ORONO — Daniel Burrows had an understandable concern the first time he saw Ben Wezel.

“I was like, ‘Holy crap, this guy’s on the team? I hope not everyone is this big,’ ” Burrows said of that freshman encounter with Wezel, then a 6-foot-8, 310-pound sophomore lineman for Maine.

“Then he came over and shook my hand and said (Burrows takes on a German accent), ‘Hello, my name is Benedict Wezel.’ He’s very prim and proper, very polite.”

And thankfully for Burrows, much larger than the typical Division I football player.

Two years later, Burrows and Wezel are good friends and the starting guards for a Black Bear team that will be seeking its first victory of the season Saturday when it faces Rhode Island in the home opener at 3:30 p.m. It is also Maine’s first Colonial Athletic Association game of the season.

Burrows, who played in 10 games as a redshirt freshman last year, was expected to be a starter this fall. Wezel is stepping into that role because Daniel Carriker’s career was curtailed by a concussion.

Wezel has five years of experience at Maine to draw on, but was primarily a tackle in the past. He was moved to guard, Coach Jack Cosgrove said, because he struggled to block quicker defensive ends, and to take advantage of his size against equally hefty defensive tackles.

“You get a thicker kid inside that fits his makeup, his skill set better,” Cosgrove said.

Wezel grew up in Berlin, playing Germany’s version of football with his younger brother. But he outgrew soccer and became captivated with American football when attending games of the Berlin Thunder of the now-defunct NFL Europe. He played the sport for three years in Germany before heading to the States, spending a prep year at the Salisbury School in Connecticut.

Maine’s coaches saw him there, and Wezel chose the Black Bears over New Hampshire and Rhode Island. It’s been a great fit, he said. Wezel is finishing up a marketing degree, has made many friends on the football team and has found a second family of sorts through his girlfriend, a UMaine graduate who lives in New Hampshire. Wezel hasn’t been home in three years, but his mother and brother watch his games online.

Wezel played offensive and defensive line at Salisbury, where he struggled at times with the language barrier, constantly having to turn around to have his quarterback repeat play calls.

When it came to college, there was no question he would stay on offense.

“I like protecting the quarterback. I like the camaraderie of the five offensive linemen. We all have to do the same thing together to achieve good stuff,” Wezel said. “As a defensive lineman, you can do your own thing and still make a good play.”

In that respect, the offensive line is more like soccer, Wezel said.

Wezel wasn’t happy with his play during spring practices, saying he had concentrated too much on adding muscle and sacrificed speed in the process. So he spent the summer shedding 10 pounds and working on his lateral quickness and agility, a decision he said is paying off.

Still, his size can be a detriment in the interior of the offensive line because much shorter defensive tackles have found it easier to knock him off balance.

“They always have the better leverage,” Wezel said. “It’s important for me to stay low, keep my pads low.

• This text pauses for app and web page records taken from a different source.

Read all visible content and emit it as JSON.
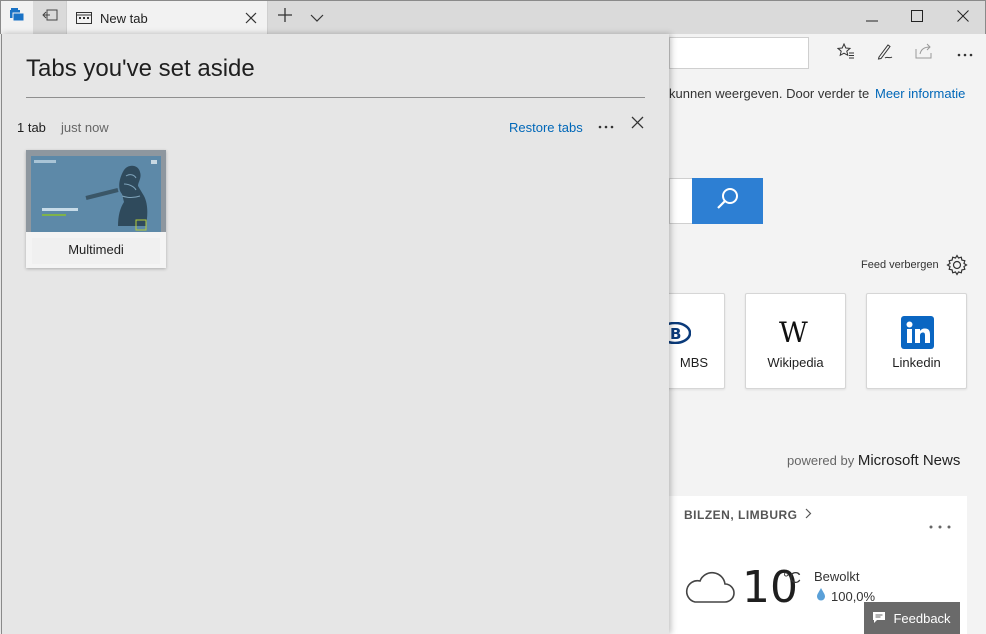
{
  "titlebar": {
    "tab_title": "New tab",
    "icons": [
      "tabs-aside-icon",
      "set-tabs-aside-icon",
      "new-tab-page-icon",
      "close-icon",
      "plus-icon",
      "chevron-down-icon",
      "minimize-icon",
      "maximize-icon",
      "close-window-icon"
    ]
  },
  "toolbar": {
    "icons": [
      "favorites-icon",
      "pen-icon",
      "share-icon",
      "more-icon"
    ]
  },
  "page": {
    "cookie_text": "kunnen weergeven. Door verder te",
    "cookie_link": "Meer informatie",
    "feed_hide": "Feed verbergen",
    "tiles": [
      {
        "label": "MBS",
        "icon": "nmbs-logo-icon"
      },
      {
        "label": "Wikipedia",
        "icon": "wikipedia-logo-icon"
      },
      {
        "label": "Linkedin",
        "icon": "linkedin-logo-icon"
      }
    ],
    "powered_prefix": "powered by",
    "powered_brand": "Microsoft News",
    "weather": {
      "location": "BILZEN, LIMBURG",
      "temperature": "10",
      "unit": "°C",
      "condition": "Bewolkt",
      "precipitation": "100,0%"
    },
    "feedback": "Feedback"
  },
  "panel": {
    "title": "Tabs you've set aside",
    "group_count": "1 tab",
    "group_time": "just now",
    "restore_label": "Restore tabs",
    "thumbnail_label": "Multimedi"
  },
  "colors": {
    "accent": "#0067b8",
    "search_button": "#2d7fd3",
    "panel_bg": "#e6e6e6"
  }
}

It’s one of the things I have to concentrate on. The first step I take, I get my chest up sometimes.”

It’s been a difficult start to the season for the offensive line, a close-knit unit with a great deal of game experience. Wezel started seven games a year ago. The Black Bears have put up only 10 points in season-opening losses to FBS opponents Boston College and Tulane.

Cosgrove said none of the linemen have graded out to his expectations. He’d like to see Wezel, in particular, be more tenacious when firing off the line.

Wezel, who comes across as extremely mild-mannered, said that’s the plan. His grasp of a sport that is so foreign in his home country that no games are ever televised has improved dramatically in his six years in America.

Burrows said Wezel takes a back seat to nobody when studying film and understanding strategy.

His English has improved as well. Wezel chooses his words carefully, even stopping in mid-sentence to correct his grammar while answering a reporter’s question.

Burrows has helped out by tossing in German salutations when he sees Wezel, making it a point to wish him “Guten Morgen” (good morning).

“It makes my day every day when he says that,” Wezel said. “My roommate, Bruce Johnson, also, he speaks some German. Usually just the curse words.”

The next goal is to get the Rhode Island defensive line cursing. In English or German.